-------- Data records

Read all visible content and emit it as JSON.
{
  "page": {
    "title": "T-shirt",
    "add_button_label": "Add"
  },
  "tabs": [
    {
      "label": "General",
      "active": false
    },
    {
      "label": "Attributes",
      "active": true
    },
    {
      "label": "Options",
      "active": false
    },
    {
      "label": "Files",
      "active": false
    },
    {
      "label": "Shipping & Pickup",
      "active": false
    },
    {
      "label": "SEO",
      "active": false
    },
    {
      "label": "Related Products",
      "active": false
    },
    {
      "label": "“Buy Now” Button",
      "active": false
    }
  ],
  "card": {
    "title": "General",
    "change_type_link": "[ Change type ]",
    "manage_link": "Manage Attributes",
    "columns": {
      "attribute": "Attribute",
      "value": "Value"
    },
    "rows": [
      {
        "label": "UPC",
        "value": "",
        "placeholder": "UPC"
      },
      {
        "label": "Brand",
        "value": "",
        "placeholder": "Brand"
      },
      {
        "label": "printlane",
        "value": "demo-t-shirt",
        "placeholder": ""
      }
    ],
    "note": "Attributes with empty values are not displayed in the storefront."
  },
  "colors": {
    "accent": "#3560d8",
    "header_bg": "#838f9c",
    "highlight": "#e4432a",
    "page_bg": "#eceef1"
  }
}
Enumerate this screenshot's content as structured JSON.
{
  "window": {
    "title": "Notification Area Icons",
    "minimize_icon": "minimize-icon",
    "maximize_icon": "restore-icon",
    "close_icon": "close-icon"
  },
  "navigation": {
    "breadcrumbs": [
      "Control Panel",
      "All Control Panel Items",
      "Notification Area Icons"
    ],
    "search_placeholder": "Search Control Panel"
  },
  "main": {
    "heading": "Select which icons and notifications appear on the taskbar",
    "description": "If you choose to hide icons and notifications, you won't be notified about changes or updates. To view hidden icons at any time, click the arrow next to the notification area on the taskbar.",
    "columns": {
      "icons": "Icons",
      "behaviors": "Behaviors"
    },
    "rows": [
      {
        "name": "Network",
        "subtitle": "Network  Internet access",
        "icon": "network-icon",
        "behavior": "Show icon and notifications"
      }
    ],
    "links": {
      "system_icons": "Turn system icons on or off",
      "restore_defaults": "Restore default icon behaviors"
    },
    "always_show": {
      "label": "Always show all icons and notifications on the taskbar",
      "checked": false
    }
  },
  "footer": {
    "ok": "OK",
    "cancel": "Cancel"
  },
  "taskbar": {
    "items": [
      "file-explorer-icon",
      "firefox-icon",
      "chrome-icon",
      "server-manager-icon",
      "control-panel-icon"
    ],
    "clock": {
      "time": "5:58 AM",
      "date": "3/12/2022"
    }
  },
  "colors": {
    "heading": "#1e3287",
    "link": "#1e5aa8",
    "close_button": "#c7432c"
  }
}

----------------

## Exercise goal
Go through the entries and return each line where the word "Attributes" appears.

## Exercise output
      "label": "Attributes",
    "manage_link": "Manage Attributes",
    "note": "Attributes with empty values are not displayed in the storefront."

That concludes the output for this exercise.